...Peacebuilding is a new approach to ending war, and it's becoming a global buzzword. It's different from peacemaking, which brings politicians around a table to hammer out a peace deal. And it's different from peacekeeping, which sends foreign soldiers to monitor peace agreements, separate warring parties, and protect civilians in conflict zones.
"Everybody understands peacemaking," says Judy Cheng-Hopkins, the UN assistant secretary-general for peacebuilding. "And in a way we also understanding peacekeeping.... Peacebuilding goes beyond either [of these]."
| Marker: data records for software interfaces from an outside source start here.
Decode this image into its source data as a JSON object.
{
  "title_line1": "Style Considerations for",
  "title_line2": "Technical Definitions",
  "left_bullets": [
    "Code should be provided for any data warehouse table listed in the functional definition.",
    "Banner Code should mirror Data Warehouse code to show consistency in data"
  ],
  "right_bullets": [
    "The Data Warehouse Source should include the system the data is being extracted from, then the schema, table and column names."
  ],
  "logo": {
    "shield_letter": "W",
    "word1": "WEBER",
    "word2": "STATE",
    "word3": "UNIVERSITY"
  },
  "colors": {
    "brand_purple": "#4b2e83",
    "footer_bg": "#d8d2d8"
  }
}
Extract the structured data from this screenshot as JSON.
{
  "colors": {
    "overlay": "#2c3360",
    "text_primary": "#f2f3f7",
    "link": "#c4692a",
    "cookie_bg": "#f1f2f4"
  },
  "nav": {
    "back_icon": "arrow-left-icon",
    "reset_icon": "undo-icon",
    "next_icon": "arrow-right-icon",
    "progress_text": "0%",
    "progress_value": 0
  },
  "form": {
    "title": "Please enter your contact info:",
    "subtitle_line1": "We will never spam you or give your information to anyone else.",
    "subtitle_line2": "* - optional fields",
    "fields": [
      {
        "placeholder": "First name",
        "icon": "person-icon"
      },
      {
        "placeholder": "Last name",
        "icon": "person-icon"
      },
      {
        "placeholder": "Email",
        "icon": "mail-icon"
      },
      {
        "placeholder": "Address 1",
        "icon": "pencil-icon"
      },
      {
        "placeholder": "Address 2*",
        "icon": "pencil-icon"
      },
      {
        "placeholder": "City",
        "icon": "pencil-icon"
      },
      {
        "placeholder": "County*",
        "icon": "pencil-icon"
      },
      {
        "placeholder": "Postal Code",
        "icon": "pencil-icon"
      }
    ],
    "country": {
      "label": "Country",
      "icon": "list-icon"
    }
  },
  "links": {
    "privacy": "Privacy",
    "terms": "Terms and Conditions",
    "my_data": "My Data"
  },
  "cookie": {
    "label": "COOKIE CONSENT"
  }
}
Peacebuilding is about what comes next – the slow and thankless slog of building a country back up. For generations, that job has been piecemeal: a little emergency aid here, some development projects there. But those professionals are trained differently, rarely coordinate, and are sometimes outright antagonistic. Their projects, meanwhile, are not overtly about peace. Aid is about relief; development is about economic growth. But post-conflict states also have a host of other needs.
Read the full article [HERE].
This article's concept reminds me of a book we read for one of my NDR classes ("Cross-Cultural Perspectives in Conflict Resolution.") The book is "A Different Kind of War Story" by Carolyn Nordstrom. She talks about how Mozambique recovered after two wars and much of their success was based on the people's ability to peacebuild. They recognized that everyone, including soldiers who committed many destructive acts, needed to be brought back into the community to heal. Peacebuilding seems to be an important step in conflict resolution.
Does anyone else have thoughts on peacebuilding?
Has anyone participated in rebuilding communities?
Are your classes or jobs helping to develop skills in this area?